**WHAT TO PRODUCE**: Reprint the entries without altering anything.

**DATA FOR PROCESSING**:
---

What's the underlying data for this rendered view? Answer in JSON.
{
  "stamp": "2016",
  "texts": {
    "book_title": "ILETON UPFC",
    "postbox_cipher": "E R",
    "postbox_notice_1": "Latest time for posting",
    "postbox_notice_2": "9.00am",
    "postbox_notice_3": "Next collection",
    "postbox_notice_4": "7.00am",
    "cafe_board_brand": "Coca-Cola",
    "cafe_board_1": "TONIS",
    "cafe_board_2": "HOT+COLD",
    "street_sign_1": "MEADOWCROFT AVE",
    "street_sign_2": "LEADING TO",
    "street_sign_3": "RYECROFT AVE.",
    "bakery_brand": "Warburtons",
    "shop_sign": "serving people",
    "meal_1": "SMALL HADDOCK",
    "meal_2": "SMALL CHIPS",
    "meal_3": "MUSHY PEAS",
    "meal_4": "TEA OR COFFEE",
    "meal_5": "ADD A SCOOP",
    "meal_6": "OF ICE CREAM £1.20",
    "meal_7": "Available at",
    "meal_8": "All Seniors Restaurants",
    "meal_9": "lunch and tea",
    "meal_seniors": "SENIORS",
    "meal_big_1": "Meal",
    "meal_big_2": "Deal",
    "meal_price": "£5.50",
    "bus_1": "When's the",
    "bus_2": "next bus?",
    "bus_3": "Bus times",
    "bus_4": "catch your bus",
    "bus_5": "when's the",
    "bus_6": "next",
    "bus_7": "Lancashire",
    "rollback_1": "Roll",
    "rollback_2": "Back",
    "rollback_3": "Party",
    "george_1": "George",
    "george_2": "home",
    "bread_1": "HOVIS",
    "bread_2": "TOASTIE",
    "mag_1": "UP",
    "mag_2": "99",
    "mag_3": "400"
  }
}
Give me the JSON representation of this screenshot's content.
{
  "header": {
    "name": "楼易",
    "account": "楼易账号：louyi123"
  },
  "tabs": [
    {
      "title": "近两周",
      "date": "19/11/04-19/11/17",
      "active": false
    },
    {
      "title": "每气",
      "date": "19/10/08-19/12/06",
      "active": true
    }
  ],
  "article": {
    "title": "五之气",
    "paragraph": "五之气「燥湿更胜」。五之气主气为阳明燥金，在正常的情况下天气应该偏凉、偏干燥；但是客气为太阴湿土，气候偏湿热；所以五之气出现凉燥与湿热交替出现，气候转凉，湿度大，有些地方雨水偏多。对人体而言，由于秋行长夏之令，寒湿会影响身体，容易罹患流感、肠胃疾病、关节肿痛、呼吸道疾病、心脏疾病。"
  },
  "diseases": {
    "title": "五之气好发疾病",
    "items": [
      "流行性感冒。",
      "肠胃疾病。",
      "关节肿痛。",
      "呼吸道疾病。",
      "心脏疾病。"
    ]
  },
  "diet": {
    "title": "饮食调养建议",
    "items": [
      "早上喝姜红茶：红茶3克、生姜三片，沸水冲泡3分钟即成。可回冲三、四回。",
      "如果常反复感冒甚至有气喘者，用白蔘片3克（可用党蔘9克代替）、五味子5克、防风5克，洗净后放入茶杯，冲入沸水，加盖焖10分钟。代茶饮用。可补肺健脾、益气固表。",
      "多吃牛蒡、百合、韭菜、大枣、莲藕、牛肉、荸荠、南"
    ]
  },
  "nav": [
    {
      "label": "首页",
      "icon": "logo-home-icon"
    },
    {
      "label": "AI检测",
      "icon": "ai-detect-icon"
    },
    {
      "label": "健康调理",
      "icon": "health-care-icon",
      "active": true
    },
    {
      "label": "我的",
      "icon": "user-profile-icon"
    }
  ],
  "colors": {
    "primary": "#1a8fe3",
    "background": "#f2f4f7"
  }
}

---

**SOLUTION**:
What's the underlying data for this rendered view? Answer in JSON.
{
  "stamp": "2016",
  "texts": {
    "book_title": "ILETON UPFC",
    "postbox_cipher": "E R",
    "postbox_notice_1": "Latest time for posting",
    "postbox_notice_2": "9.00am",
    "postbox_notice_3": "Next collection",
    "postbox_notice_4": "7.00am",
    "cafe_board_brand": "Coca-Cola",
    "cafe_board_1": "TONIS",
    "cafe_board_2": "HOT+COLD",
    "street_sign_1": "MEADOWCROFT AVE",
    "street_sign_2": "LEADING TO",
    "street_sign_3": "RYECROFT AVE.",
    "bakery_brand": "Warburtons",
    "shop_sign": "serving people",
    "meal_1": "SMALL HADDOCK",
    "meal_2": "SMALL CHIPS",
    "meal_3": "MUSHY PEAS",
    "meal_4": "TEA OR COFFEE",
    "meal_5": "ADD A SCOOP",
    "meal_6": "OF ICE CREAM £1.20",
    "meal_7": "Available at",
    "meal_8": "All Seniors Restaurants",
    "meal_9": "lunch and tea",
    "meal_seniors": "SENIORS",
    "meal_big_1": "Meal",
    "meal_big_2": "Deal",
    "meal_price": "£5.50",
    "bus_1": "When's the",
    "bus_2": "next bus?",
    "bus_3": "Bus times",
    "bus_4": "catch your bus",
    "bus_5": "when's the",
    "bus_6": "next",
    "bus_7": "Lancashire",
    "rollback_1": "Roll",
    "rollback_2": "Back",
    "rollback_3": "Party",
    "george_1": "George",
    "george_2": "home",
    "bread_1": "HOVIS",
    "bread_2": "TOASTIE",
    "mag_1": "UP",
    "mag_2": "99",
    "mag_3": "400"
  }
}
Give me the JSON representation of this screenshot's content.
{
  "header": {
    "name": "楼易",
    "account": "楼易账号：louyi123"
  },
  "tabs": [
    {
      "title": "近两周",
      "date": "19/11/04-19/11/17",
      "active": false
    },
    {
      "title": "每气",
      "date": "19/10/08-19/12/06",
      "active": true
    }
  ],
  "article": {
    "title": "五之气",
    "paragraph": "五之气「燥湿更胜」。五之气主气为阳明燥金，在正常的情况下天气应该偏凉、偏干燥；但是客气为太阴湿土，气候偏湿热；所以五之气出现凉燥与湿热交替出现，气候转凉，湿度大，有些地方雨水偏多。对人体而言，由于秋行长夏之令，寒湿会影响身体，容易罹患流感、肠胃疾病、关节肿痛、呼吸道疾病、心脏疾病。"
  },
  "diseases": {
    "title": "五之气好发疾病",
    "items": [
      "流行性感冒。",
      "肠胃疾病。",
      "关节肿痛。",
      "呼吸道疾病。",
      "心脏疾病。"
    ]
  },
  "diet": {
    "title": "饮食调养建议",
    "items": [
      "早上喝姜红茶：红茶3克、生姜三片，沸水冲泡3分钟即成。可回冲三、四回。",
      "如果常反复感冒甚至有气喘者，用白蔘片3克（可用党蔘9克代替）、五味子5克、防风5克，洗净后放入茶杯，冲入沸水，加盖焖10分钟。代茶饮用。可补肺健脾、益气固表。",
      "多吃牛蒡、百合、韭菜、大枣、莲藕、牛肉、荸荠、南"
    ]
  },
  "nav": [
    {
      "label": "首页",
      "icon": "logo-home-icon"
    },
    {
      "label": "AI检测",
      "icon": "ai-detect-icon"
    },
    {
      "label": "健康调理",
      "icon": "health-care-icon",
      "active": true
    },
    {
      "label": "我的",
      "icon": "user-profile-icon"
    }
  ],
  "colors": {
    "primary": "#1a8fe3",
    "background": "#f2f4f7"
  }
}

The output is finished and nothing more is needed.